She fist-bumped the guys in the ring over the ropes. “Good. Terry can let y’all out and close up.” She’d known Terry since she was a kid. He showed up in OV Box one day after months in a group home for adolescents somewhere across the long Hampton Roads Bridge-Tunnel Marleigh could see from the beach. “My mom gets another shot at me,” he’d said, his voice and mouth tight. “Least I’m out of that dump.”
“Marleigh, huh?” Jace said from behind her. He stood up and re- racked his weights. “Like Bob?” He mimicked smoking a joint and stepped closer to her.
She rolled her eyes and ignored him. “I’ve gotta go,” she said to the room. “And remember, he’s watching.” She pointed to an old glossy photograph on the wall—her grandfather before he was a father himself. The colors were faded, but his eyes were clear and bright and present. His body hard as cement. She turned to walk out.
Jace took a big step closer, his body intimidating but his expression goofy and boyish. He had a dimple even without smiling. “Marleigh, don’t we get fist bumps too?”
“I’m leaving. And those are for the guys who stick around.”
He jumped between her and the door. “I’ll stick around.”
“Get out of my way. I’m already late.”
“Not without a fist bump.” He held out his fist. “We’ll be back tomorrow. She’d be down the street bartending, but Jace didn’t need to know that. Marleigh shoved her body around him. He leaned to the side and pinned her to the doorframe. “We bought three packs, remember?”
“Fine.” She bumped him with her left hand and pushed him out of the way with her right shoulder. He let her move him and exaggerated his reaction to the shove.
“I’m going to walk you out. This is a shitty neighborhood.”
“No kidding. I grew up here.” Stop talking, she reminded herself. Go! Another bell sounded. Jace stood in the doorway as she turned the exterior lock to the building and got into her car. The dash lit up. “Shit!” 7:08. Checking that he’d gone back inside, Marleigh pulled the smelly T-shirt over her head and replaced it with a button-down—no time for a bra change—and shimmied into jeans. She tore out of the parking lot.

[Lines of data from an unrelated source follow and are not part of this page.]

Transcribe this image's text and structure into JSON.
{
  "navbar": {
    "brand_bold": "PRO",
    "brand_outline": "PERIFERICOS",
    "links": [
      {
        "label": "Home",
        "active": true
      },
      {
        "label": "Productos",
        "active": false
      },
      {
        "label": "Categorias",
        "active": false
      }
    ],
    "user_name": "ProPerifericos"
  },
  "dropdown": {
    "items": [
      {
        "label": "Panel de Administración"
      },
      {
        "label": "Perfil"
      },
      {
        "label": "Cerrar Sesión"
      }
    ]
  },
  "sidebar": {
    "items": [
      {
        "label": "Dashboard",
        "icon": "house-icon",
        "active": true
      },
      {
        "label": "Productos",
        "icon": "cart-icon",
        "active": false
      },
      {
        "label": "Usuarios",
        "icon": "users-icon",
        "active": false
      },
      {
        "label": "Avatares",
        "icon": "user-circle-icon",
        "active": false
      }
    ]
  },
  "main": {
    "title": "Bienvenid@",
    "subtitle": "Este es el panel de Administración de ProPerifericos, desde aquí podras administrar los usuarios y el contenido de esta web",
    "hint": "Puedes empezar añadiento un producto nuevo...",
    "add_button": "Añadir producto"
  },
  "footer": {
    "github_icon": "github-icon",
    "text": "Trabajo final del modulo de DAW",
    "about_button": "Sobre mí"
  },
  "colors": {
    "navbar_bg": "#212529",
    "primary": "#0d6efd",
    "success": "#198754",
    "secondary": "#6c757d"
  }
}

Excerpted from BREACH by Kelly Sokol, published by Koehler Books. © Copyright 2022 by Kelly Sokol.